In a recent article written for the Center on Budget and Policy Priorities, authors Chuck Marr and Kris Cox suggest that "Congress should consider scaling back or eliminating health care flexible spending accounts as part of its effort to pay for health care reform."
Among their reasons for deep-sixing FSAs, Marr and Cox say:
* FSAs encourage excess utilization of health care.
* FSAs use or lose it requirement promotes wasteful spending.
* FSAs complicate peoples lives while providing only modest benefits for non-wealthy accountholders.
* Health care reforms changes to the treatment of out-of-pocket costs are likely to weaken the rationale for FSAs.
I found their arguments to be interesting and very rational, particularly the part about the "use it or lose" requirement promoting wasteful spending. I can't tell you how many colleagues and friends buy several pairs of eyeglasses and bottles upon bottles of aspirin in December each year so they can use up their FSA dollars.
What do you think? With HSAs growing in popularity, are medical FSAs even needed anymore?
Register or login for access to this item and much more
All Employee Benefit News content is archived after seven days.

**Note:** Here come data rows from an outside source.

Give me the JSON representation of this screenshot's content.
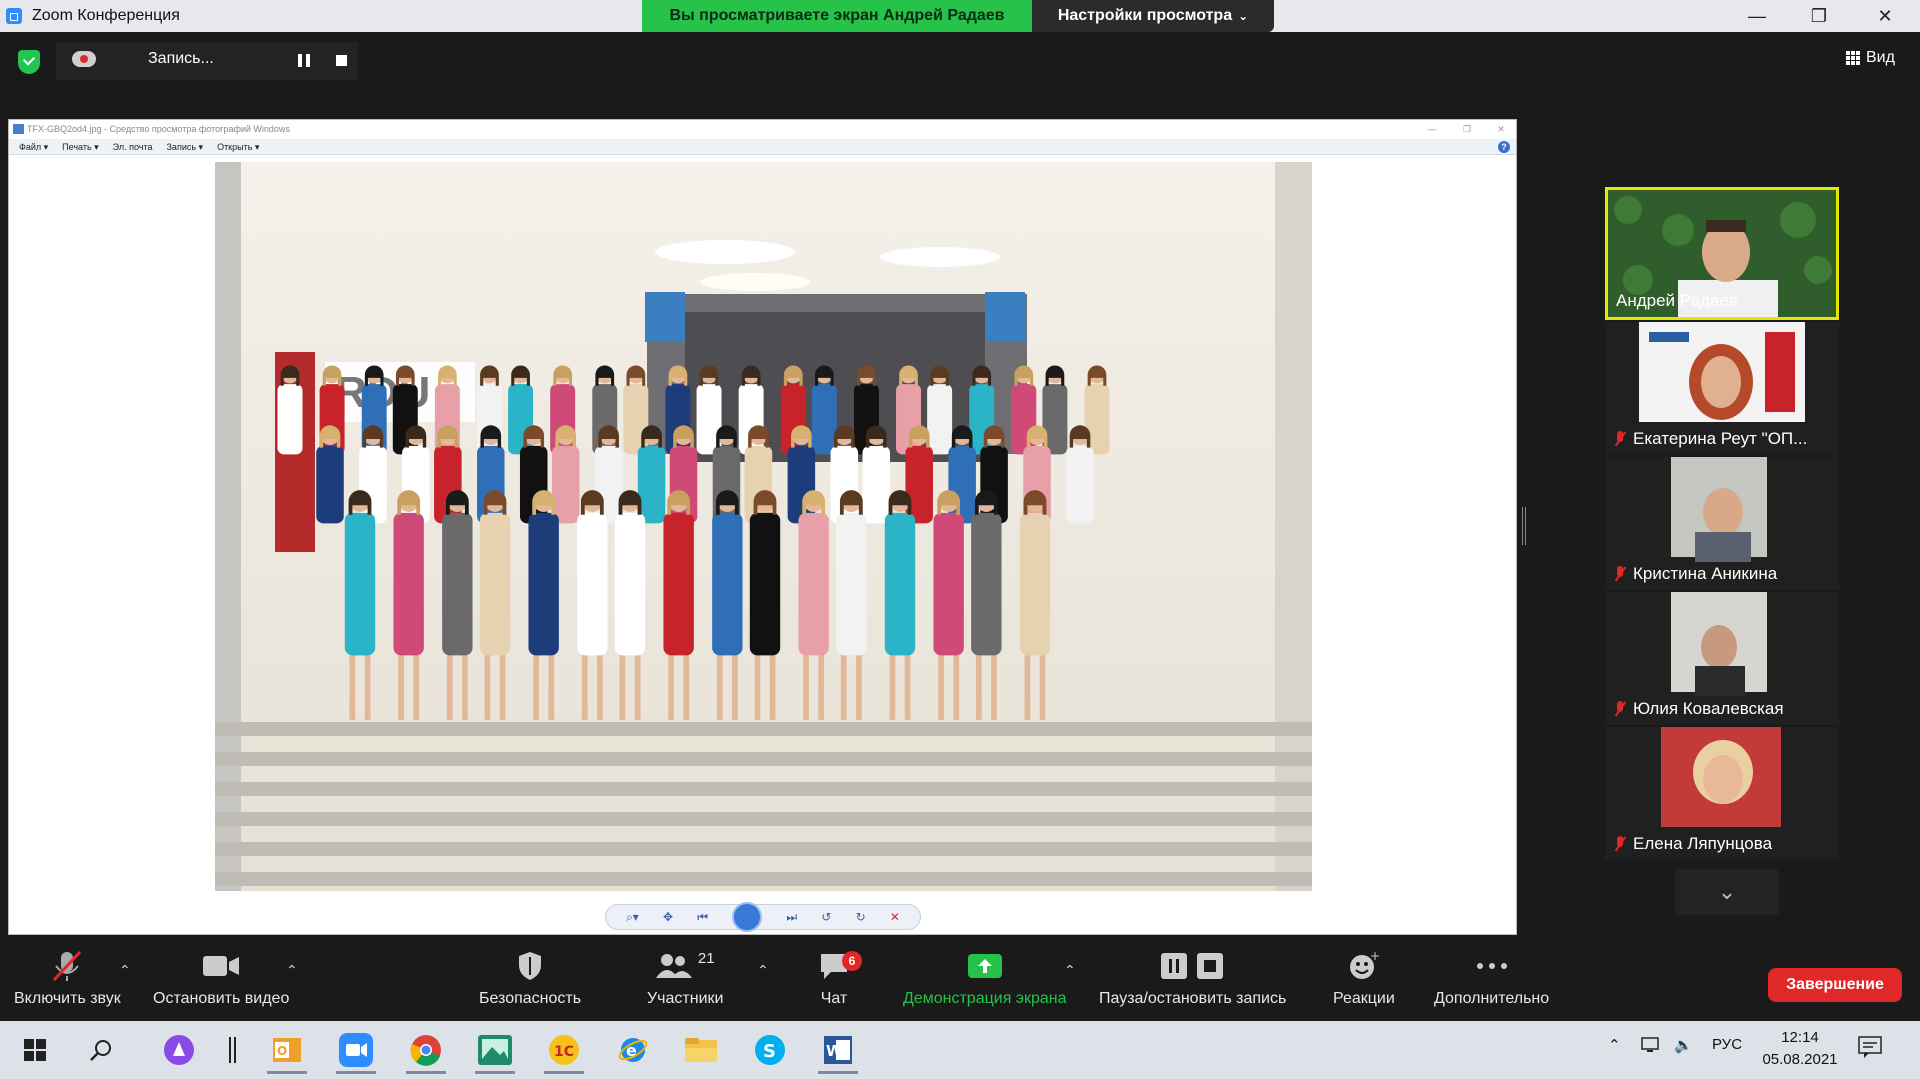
{
  "window": {
    "title": "Zoom Конференция",
    "share_banner": "Вы просматриваете экран Андрей Радаев",
    "view_settings": "Настройки просмотра",
    "min": "—",
    "max": "❐",
    "close": "✕"
  },
  "recording": {
    "label": "Запись..."
  },
  "view_button": "Вид",
  "photo_viewer": {
    "title": "TFX-GBQ2od4.jpg - Средство просмотра фотографий Windows",
    "menu": [
      "Файл ▾",
      "Печать ▾",
      "Эл. почта",
      "Запись ▾",
      "Открыть ▾"
    ],
    "help": "?"
  },
  "participants": [
    {
      "name": "Андрей Радаев",
      "active": true,
      "muted": false
    },
    {
      "name": "Екатерина Реут \"ОП...",
      "active": false,
      "muted": true
    },
    {
      "name": "Кристина Аникина",
      "active": false,
      "muted": true
    },
    {
      "name": "Юлия Ковалевская",
      "active": false,
      "muted": true
    },
    {
      "name": "Елена Ляпунцова",
      "active": false,
      "muted": true
    }
  ],
  "controls": {
    "audio": "Включить звук",
    "video": "Остановить видео",
    "security": "Безопасность",
    "participants": "Участники",
    "participants_count": "21",
    "chat": "Чат",
    "chat_badge": "6",
    "share": "Демонстрация экрана",
    "pause_record": "Пауза/остановить запись",
    "reactions": "Реакции",
    "more": "Дополнительно",
    "end": "Завершение"
  },
  "taskbar": {
    "language": "РУС",
    "time": "12:14",
    "date": "05.08.2021"
  },
  "colors": {
    "zoom_green": "#26c24a",
    "end_red": "#e02828",
    "active_speaker": "#e6e600"
  }
}
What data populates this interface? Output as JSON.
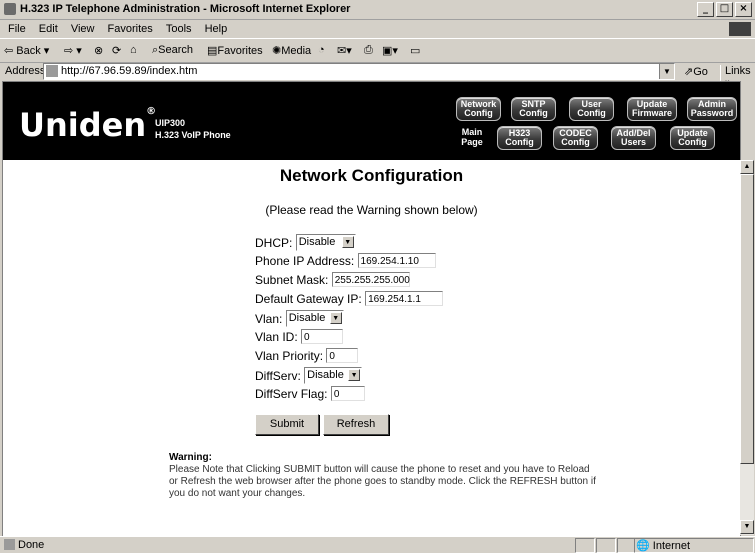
{
  "window": {
    "title": "H.323 IP Telephone Administration - Microsoft Internet Explorer",
    "min": "_",
    "max": "□",
    "close": "×"
  },
  "menu": [
    "File",
    "Edit",
    "View",
    "Favorites",
    "Tools",
    "Help"
  ],
  "toolbar": {
    "back": "Back",
    "search": "Search",
    "favorites": "Favorites",
    "media": "Media"
  },
  "address": {
    "label": "Address",
    "url": "http://67.96.59.89/index.htm",
    "go": "Go",
    "links": "Links »"
  },
  "header": {
    "logo": "Uniden",
    "logo_mark": "®",
    "model": "UIP300",
    "model_desc": "H.323 VoIP Phone",
    "nav_row1": [
      "Network Config",
      "SNTP Config",
      "User Config",
      "Update Firmware",
      "Admin Password"
    ],
    "nav_main_label": "Main Page",
    "nav_row2": [
      "H323 Config",
      "CODEC Config",
      "Add/Del Users",
      "Update Config"
    ]
  },
  "page": {
    "title": "Network Configuration",
    "subtitle": "(Please read the Warning shown below)"
  },
  "form": {
    "dhcp_label": "DHCP:",
    "dhcp_value": "Disable",
    "ip_label": "Phone IP Address:",
    "ip_value": "169.254.1.10",
    "mask_label": "Subnet Mask:",
    "mask_value": "255.255.255.000",
    "gateway_label": "Default Gateway IP:",
    "gateway_value": "169.254.1.1",
    "vlan_label": "Vlan:",
    "vlan_value": "Disable",
    "vlan_id_label": "Vlan ID:",
    "vlan_id_value": "0",
    "vlan_priority_label": "Vlan Priority:",
    "vlan_priority_value": "0",
    "diffserv_label": "DiffServ:",
    "diffserv_value": "Disable",
    "diffserv_flag_label": "DiffServ Flag:",
    "diffserv_flag_value": "0",
    "submit": "Submit",
    "refresh": "Refresh"
  },
  "warning": {
    "title": "Warning:",
    "text": "Please Note that Clicking SUBMIT button will cause the phone to reset and you have to Reload or Refresh the web browser after the phone goes to standby mode. Click the REFRESH button if you do not want your changes."
  },
  "status": {
    "text": "Done",
    "zone": "Internet"
  }
}
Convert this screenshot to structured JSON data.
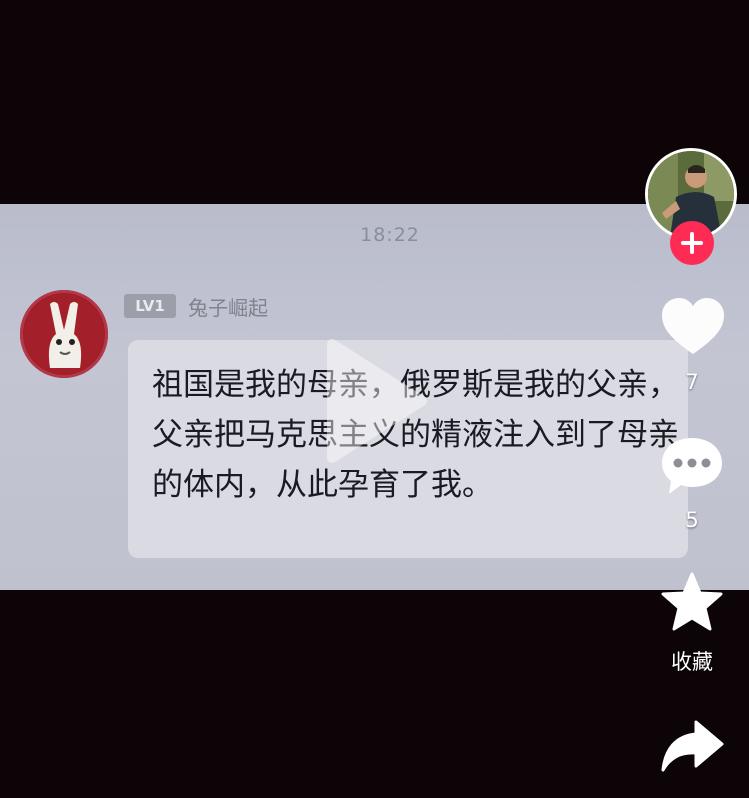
{
  "chat": {
    "timestamp": "18:22",
    "sender": {
      "level": "LV1",
      "name": "兔子崛起"
    },
    "message": "祖国是我的母亲，俄罗斯是我的父亲，父亲把马克思主义的精液注入到了母亲的体内，从此孕育了我。"
  },
  "sidebar": {
    "follow_icon": "plus-icon",
    "like": {
      "icon": "heart-icon",
      "count": "7"
    },
    "comment": {
      "icon": "speech-bubble-icon",
      "count": "5"
    },
    "favorite": {
      "icon": "star-icon",
      "label": "收藏"
    },
    "share": {
      "icon": "share-arrow-icon"
    }
  },
  "colors": {
    "background": "#0c0406",
    "video_band": "#bfc1cf",
    "follow_accent": "#fe2c55"
  }
}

Community members receive:
- All recent and archived articles
- Conference offers and updates
- A full menu of enewsletter options
- Web seminars, white papers, ebooks
Already have an account? Log In
Don't have an account? Register for Free Unlimited Access